To put this piece in context my Pilates affiliation is with the PhysicalMind Institute and I am proud to say that I was a founding member of the organization that started it all back in 1991. I struggle with weight and food and have spent a lot of time looking for a diet that would allow to me to eat a lot and still lose weight.
Six weeks ago I went on the Diet Directives Bite Diet program [DD] and have lost 20 pounds so far—and it has been easy, too. Now you may be thinking, “So what Lynda? Big deal. Most of us have lost and regained that amount dozens of times at least. Testimonials like this aren’t even news. Women’s magazines now routinely run stories about women who have lost 100 plus pounds.”
So why is a really big deal? Three years ago DietDirectives was introduced by Joan Breibart and Meredith Luce RD, MS, LN as the official weight loss program of the Institute and Certifying Teachers like me were required to review it. At that time I found DD not at all appealing. Counting bites seemed somewhat obsessive to me and, quite frankly, I grew up eating large portions of food and preferred to continue with that. This is where it gets more interesting.
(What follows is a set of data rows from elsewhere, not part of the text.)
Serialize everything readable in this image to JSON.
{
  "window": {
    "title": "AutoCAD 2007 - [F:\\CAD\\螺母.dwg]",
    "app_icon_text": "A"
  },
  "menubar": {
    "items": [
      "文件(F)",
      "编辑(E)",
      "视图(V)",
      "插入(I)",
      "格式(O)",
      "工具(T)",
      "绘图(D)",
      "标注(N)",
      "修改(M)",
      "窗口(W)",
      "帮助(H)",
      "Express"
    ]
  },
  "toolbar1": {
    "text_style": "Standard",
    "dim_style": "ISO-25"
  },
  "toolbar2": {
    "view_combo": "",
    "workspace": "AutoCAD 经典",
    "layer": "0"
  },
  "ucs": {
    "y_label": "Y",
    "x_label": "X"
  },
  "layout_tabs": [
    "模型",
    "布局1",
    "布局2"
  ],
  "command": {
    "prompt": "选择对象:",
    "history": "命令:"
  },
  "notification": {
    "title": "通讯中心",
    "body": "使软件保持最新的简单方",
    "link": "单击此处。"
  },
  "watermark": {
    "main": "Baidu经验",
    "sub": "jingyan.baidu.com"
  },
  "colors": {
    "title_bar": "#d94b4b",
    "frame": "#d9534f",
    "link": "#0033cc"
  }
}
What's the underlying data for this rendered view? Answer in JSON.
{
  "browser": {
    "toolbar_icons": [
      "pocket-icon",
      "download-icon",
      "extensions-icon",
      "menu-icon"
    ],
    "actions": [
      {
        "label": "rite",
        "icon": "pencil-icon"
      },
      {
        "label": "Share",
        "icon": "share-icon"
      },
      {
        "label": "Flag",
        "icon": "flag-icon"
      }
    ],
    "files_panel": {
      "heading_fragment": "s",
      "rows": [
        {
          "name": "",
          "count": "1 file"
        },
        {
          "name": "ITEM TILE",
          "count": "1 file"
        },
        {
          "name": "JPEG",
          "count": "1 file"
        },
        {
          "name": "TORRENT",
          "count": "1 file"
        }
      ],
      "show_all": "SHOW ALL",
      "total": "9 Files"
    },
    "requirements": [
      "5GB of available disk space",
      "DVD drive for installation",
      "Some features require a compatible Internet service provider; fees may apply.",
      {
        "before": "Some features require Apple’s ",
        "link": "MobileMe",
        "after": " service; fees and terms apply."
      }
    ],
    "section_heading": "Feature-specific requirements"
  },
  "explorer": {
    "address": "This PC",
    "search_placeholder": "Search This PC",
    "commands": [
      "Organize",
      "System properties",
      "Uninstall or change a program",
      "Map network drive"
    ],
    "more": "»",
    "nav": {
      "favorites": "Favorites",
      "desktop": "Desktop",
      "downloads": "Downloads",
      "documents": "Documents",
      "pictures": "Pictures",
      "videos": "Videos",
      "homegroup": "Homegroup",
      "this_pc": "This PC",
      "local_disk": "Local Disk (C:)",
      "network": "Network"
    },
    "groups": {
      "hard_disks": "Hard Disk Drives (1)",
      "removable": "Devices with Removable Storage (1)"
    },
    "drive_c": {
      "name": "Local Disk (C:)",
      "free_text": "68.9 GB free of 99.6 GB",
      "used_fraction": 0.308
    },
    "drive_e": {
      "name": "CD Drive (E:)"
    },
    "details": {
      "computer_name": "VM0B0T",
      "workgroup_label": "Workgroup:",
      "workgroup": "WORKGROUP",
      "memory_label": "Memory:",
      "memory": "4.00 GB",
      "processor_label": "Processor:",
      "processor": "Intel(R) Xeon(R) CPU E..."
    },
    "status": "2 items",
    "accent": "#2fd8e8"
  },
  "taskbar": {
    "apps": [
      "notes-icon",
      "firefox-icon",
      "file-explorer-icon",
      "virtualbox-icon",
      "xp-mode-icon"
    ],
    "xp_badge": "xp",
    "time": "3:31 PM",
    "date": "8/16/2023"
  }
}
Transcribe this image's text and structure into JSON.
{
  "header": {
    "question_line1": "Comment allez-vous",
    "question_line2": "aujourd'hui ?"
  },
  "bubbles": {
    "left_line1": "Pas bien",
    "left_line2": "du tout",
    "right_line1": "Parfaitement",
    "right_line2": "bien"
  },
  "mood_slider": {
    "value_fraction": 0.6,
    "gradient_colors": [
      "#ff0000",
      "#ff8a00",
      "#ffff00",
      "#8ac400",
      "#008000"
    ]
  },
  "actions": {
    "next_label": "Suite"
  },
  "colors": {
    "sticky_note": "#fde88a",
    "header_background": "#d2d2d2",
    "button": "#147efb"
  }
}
Last week I emailed Joan Breibart (the founder of the PhysicalMind Institute who put Pilates on the fitness map and is the co-creator of the bite diet plan) and told her about my success.
Now Joan doesn’t mince words. Her emailed response was instructive. No congratulations. No encouragement. Just this:
“A couple of months ago you wrote an embarrassingly laudatory blog post reviewing Barbara Rolls’ Volumetrics weight loss plan. You practically had an orgasm over how much you could eat. [Too true!] The New York Times even describes Volumetrics as a diet that tells you how much you can stuff your face with. So why are you doing the exact opposite—our program which despises finding virtue in a meal—eat as much as you want as long as it is “good” food. Putting aside the fact that 70% of the adult American population is overweight or obese and almost half the kids are too, gussied up overeating—what we used to call gluttony- obviously isn’t working. “